May 5, 2023
If there is one Jewish song known by Jews and non-Jews alike, it is undoubtedly Hava Nagila, which is Hebrew for “let us rejoice.” From its obscure origins in early 20th-century Palestine, the song has gone on to become a perennial favorite at weddings, bar and bat mitzvahs and Jewish — and non-Jewish — cultural events around the world. With its short lyrics and simple yet distinctive melody, Hava Nagila has been recorded hundreds of times by musicians ranging from Neil Diamond, the Barry Sisters, and Harry Belafonte. Yet for all its widespread popularity, few know the history of this global Jewish hit.
Hava Nagila actually began its life as a Hasidic melody in Eastern Europe. There the tune was sung as a nigun (wordless melody) among the Sadigorer Hasidim, who took their name from the small town of Sadigora in Bukovina (present-day Ukraine), where the Rizhiner Rebbe, Reb Yisroel Friedman (1798-1850), had settled from Russia and established his court in 1845.
At some point around the turn of the last century, a group of Sadigorer Hasidim emigrated to Jerusalem and brought the nigun with them. There the melody might have remained in the cloistered world of Jerusalem’s Hasidic community.
Avraham Zvi Idelsohn, considered the father of Jewish musicology, sought to collect and preserve the folk music of Jewish communities from around the world, using a phonograph to record the traditional melodies of Yemenite, Russian, German, Moroccan and other communities he encountered in Jerusalem. At the same time, he sought to pioneer a new style of modern national music that would unify the Jewish people as they returned to their historic homeland in Palestine.
To that end, he arranged and composed many new Hebrew-language songs based on traditional melodies. These modern songs with ancient roots quickly became popular as new Hebrew folk songs, sung in kibbutzim, moshavim, and printed in songbooks in the Jewish community of pre-state Israel and beyond.

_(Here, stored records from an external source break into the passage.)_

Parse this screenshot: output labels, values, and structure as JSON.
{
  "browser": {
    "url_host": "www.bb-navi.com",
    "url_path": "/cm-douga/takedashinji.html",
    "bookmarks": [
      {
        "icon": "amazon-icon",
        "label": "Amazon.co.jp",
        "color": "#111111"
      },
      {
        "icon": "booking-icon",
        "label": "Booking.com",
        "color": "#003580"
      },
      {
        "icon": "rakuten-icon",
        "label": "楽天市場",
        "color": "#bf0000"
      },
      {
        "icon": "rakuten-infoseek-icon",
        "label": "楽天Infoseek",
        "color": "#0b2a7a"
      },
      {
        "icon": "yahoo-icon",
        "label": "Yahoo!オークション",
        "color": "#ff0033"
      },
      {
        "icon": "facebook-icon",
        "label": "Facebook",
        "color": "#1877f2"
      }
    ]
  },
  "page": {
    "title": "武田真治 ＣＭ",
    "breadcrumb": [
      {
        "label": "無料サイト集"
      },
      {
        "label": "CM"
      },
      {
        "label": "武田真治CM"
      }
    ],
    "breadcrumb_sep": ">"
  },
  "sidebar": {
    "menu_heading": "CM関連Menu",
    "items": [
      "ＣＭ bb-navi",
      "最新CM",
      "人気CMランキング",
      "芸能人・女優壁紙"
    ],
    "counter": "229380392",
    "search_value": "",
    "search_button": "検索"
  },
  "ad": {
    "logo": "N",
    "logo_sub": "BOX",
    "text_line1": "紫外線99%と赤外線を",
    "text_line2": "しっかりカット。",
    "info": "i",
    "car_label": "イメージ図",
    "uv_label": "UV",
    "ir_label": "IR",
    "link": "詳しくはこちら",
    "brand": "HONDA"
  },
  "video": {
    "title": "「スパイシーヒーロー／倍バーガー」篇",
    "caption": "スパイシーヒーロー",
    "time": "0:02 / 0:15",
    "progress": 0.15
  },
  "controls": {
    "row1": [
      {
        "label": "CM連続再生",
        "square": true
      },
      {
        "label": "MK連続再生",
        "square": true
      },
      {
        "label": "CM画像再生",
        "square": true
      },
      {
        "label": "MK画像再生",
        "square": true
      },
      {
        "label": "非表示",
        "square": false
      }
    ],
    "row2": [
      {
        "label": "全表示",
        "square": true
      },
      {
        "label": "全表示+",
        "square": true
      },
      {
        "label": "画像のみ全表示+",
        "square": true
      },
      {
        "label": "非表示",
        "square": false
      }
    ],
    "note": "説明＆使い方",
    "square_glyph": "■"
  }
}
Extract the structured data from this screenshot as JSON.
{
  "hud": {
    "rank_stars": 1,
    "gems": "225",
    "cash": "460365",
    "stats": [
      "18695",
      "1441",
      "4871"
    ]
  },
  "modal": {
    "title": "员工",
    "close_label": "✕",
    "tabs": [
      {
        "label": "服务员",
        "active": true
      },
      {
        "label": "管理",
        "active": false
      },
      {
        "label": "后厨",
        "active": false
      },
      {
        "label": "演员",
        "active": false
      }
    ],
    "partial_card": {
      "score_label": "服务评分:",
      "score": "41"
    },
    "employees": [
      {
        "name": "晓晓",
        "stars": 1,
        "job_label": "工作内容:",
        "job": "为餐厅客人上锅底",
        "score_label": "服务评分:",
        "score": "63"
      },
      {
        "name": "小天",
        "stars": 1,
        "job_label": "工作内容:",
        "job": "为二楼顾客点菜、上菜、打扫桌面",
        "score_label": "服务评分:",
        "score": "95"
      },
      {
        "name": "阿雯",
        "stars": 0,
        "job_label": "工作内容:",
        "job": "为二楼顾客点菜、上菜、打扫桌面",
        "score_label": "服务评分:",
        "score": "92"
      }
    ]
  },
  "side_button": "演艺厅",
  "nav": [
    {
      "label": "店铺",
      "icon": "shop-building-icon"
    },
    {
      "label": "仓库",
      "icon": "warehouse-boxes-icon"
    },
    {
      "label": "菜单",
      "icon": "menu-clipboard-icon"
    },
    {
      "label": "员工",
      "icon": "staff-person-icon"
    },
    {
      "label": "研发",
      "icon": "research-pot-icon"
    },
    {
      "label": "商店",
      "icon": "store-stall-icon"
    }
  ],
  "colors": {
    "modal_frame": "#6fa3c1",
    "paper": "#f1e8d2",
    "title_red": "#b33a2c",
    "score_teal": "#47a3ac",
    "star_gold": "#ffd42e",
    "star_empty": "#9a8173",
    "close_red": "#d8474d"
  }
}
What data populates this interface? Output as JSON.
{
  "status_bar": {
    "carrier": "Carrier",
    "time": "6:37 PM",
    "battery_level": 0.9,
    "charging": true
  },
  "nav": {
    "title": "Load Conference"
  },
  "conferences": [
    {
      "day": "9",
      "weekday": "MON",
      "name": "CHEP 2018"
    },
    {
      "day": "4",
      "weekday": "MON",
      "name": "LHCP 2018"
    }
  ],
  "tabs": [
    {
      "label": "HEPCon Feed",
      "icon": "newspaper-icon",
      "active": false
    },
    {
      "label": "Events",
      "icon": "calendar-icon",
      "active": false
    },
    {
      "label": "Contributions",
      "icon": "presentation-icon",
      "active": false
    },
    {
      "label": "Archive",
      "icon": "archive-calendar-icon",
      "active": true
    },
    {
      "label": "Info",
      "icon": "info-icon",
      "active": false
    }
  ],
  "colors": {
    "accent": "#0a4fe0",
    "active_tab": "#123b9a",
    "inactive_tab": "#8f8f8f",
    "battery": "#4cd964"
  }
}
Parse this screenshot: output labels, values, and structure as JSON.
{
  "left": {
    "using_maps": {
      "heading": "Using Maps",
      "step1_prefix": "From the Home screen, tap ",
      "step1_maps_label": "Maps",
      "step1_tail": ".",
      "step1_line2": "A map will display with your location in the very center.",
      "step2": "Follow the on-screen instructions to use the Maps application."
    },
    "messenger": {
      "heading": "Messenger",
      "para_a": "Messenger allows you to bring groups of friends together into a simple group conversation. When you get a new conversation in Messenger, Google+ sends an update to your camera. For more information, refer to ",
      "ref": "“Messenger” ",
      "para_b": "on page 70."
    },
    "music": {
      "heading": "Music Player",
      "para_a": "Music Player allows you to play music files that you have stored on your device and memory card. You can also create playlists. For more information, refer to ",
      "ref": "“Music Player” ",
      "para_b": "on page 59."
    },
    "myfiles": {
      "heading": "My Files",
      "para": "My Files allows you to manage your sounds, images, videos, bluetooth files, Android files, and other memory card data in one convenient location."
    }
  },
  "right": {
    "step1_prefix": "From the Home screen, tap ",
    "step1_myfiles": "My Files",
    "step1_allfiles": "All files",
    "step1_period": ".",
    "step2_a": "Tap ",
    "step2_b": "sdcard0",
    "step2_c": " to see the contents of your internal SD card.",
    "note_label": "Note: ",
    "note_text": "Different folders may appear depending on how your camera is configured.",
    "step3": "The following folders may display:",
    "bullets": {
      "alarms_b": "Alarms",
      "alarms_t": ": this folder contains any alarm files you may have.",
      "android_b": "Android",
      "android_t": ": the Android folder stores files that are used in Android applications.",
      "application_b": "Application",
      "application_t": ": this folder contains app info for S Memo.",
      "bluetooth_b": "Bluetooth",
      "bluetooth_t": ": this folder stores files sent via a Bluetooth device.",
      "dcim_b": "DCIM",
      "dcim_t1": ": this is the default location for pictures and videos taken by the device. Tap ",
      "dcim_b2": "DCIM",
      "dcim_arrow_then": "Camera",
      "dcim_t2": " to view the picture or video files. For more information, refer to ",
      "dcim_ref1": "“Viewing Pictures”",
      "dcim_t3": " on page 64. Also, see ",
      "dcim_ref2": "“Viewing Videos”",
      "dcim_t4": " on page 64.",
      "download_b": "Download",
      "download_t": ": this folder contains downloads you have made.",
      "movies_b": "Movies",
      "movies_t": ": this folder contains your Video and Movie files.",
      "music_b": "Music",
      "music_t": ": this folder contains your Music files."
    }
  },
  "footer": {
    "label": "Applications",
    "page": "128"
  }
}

Among them was Hava Nagila.
Idelsohn transcribed the Sadigorer melody in 1915 and added the now familiar Hebrew text, which is derived from the sentiments of the Hallel text found in the Book of Psalms (118:24)
Please feel free to listen and dance with this fun rendition before Shabbat!